116th Mechanized Infantry Division (People's Republic of China)

From Wikipedia, the free encyclopedia
Jump to navigation Jump to search

116th Division (1948-52)
116th Infantry Division (1952-60)
116th Army Division (1960-85)
116th Mechanized Infantry Division (1985-)
Active 1948–present
Country  China
Branch  People's Liberation Army Ground Force
Type Mechanized Infantry
Size 10,000+
Part of 39th Army
Garrison/HQ Shenyang Military Region

Chinese Civil War, Korean War

The 116th Division was a military formation of the People's Volunteer Army (Chinese People's Volunteers (CPV) during the Korean War with a standard strength of approximately 10,000 men.


The 116th Division was part of the 39th Army, consisting of the 346th, 347th, and 348th Regiments.[1]

Korean War[edit]

The 116th Division was one of the first CCF divisions to attack the UN forces as they approached the Yalu River. It effectively reduced the 8th Cavalry Regiment of the 1st Cavalry Division to a combat ineffective unit, after inflicting severe losses on them at Unsan. In all, over eight hundred men of the 8th Cavalry were killed or captured—almost one-third of the regiment’s strength.

The enemy [Chinese] force that brought tragedy to the 8th Cavalry at Unsan was the CCF’s 116th Division. Elements of the 116th’s 347th Regiment were responsible for the roadblock south of Unsan. Also engaged in the Unsan action was the 115th Division.[2]
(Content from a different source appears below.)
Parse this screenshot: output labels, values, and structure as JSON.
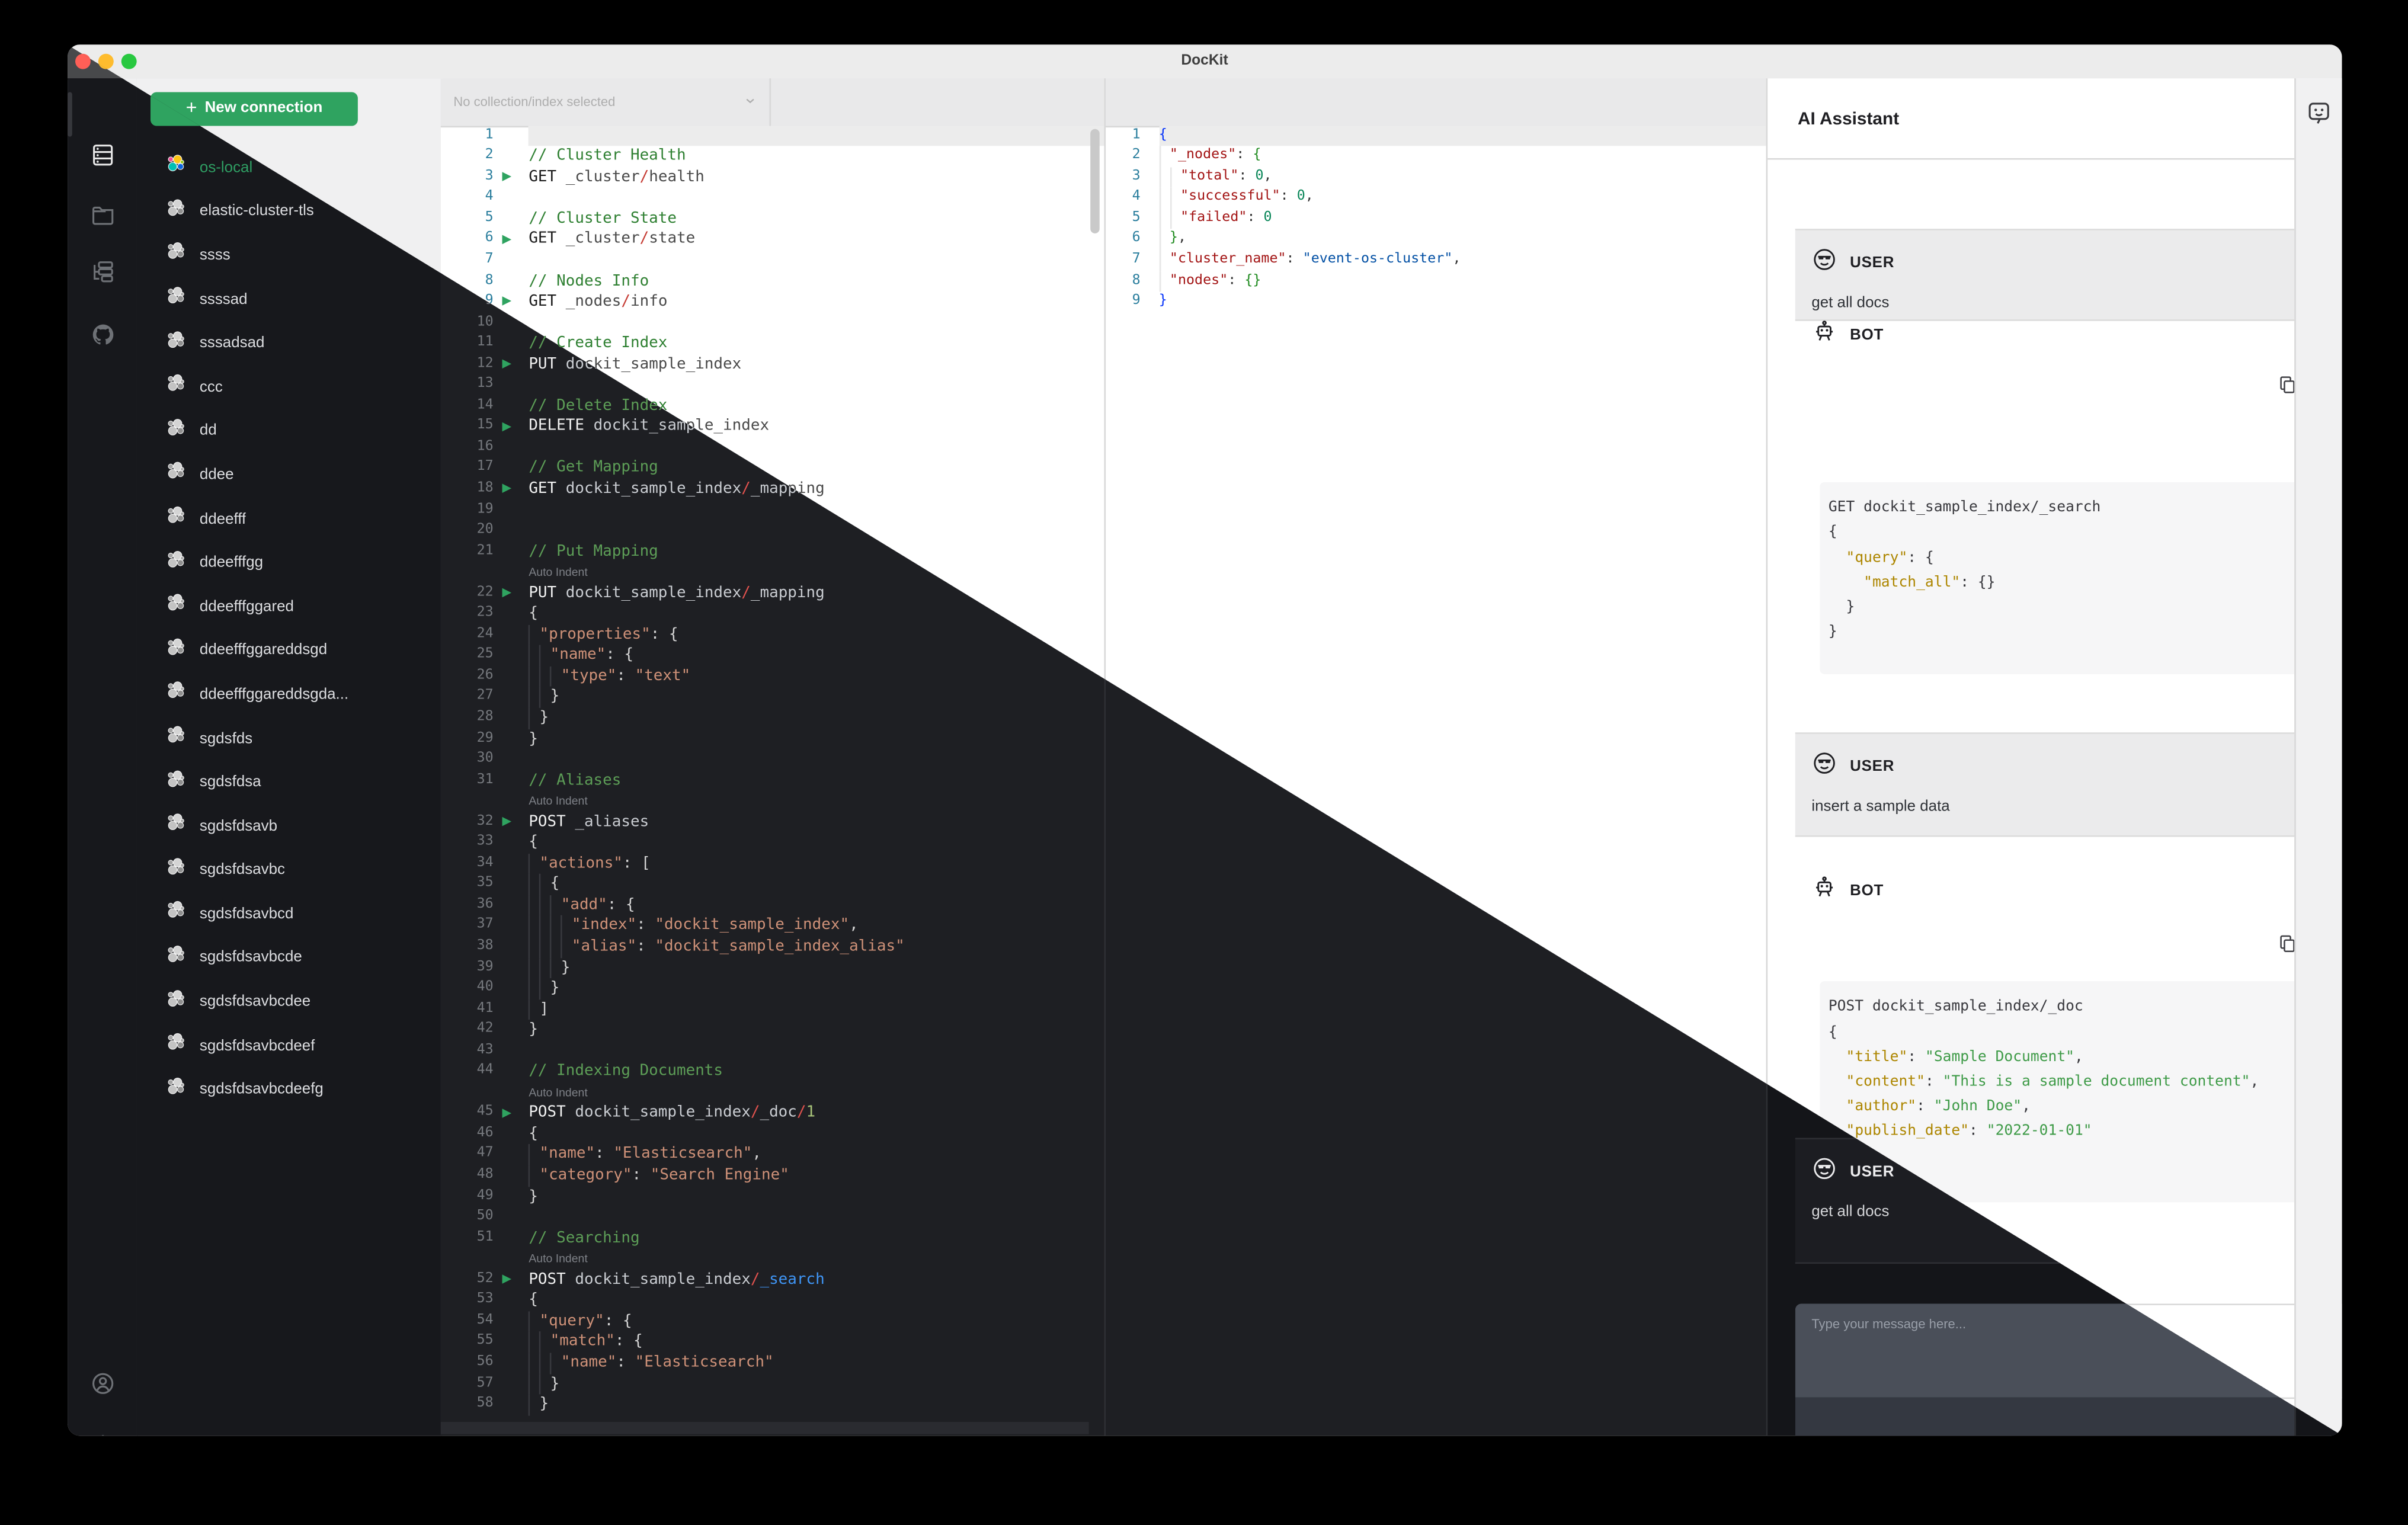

The formation appears to still be active with the 39th Group Army in the Shenyang Military Region, as the 116th Mechanised Infantry Division.[3]

The division was involved with the rest of the 39th Army in the Tiananmen Square protests of 1989. On the evening of 3 June, Xu Feng, the division commander, switched to plain clothes and carried out his own reconnaissance of the city.[4] When he returned, he told subordinates "not to look for him" and went into the division's communications vehicle.[4] Thereafter, the division maintained radio silence and did not advance on Beijing, except for the 347th Regiment under Ai Husheng, which complied with orders and went to Tiananmen Square on 4 June.[4] On 5 June, the rest of the division was escorted by other units to the square.[4] Xu Feng was later disciplined for passive resistance.[4]

See also[edit]


  1. ^ Appleman, Roy E. (1992). "XXXIX The Big Question". South to the Naktong, North to the Yalu. United States Army Center of Military History. p. 768. CMH Pub 20-2-1. Archived from the original on 23 December 2009. Retrieved 1 January 2010. 
  2. ^ Gammons, Stephen L.Y. The Korean War: The UN Offensive, pg 28. United States Army Center of Military History. Archived from the original on 15 January 2010. Retrieved 1 January 2010. 
  3. ^ Anthony H. Cordesman; Martin Kleiber (2007). Chinese Military Modernization: Force Development and Strategic Capabilities. CSIS. pp. 76–. ISBN 978-0-89206-496-0. 
  4. ^ a b c d e (Chinese) Fang Bing, "参与六四镇压军官公开事件真相" Voice of America 2002-05-30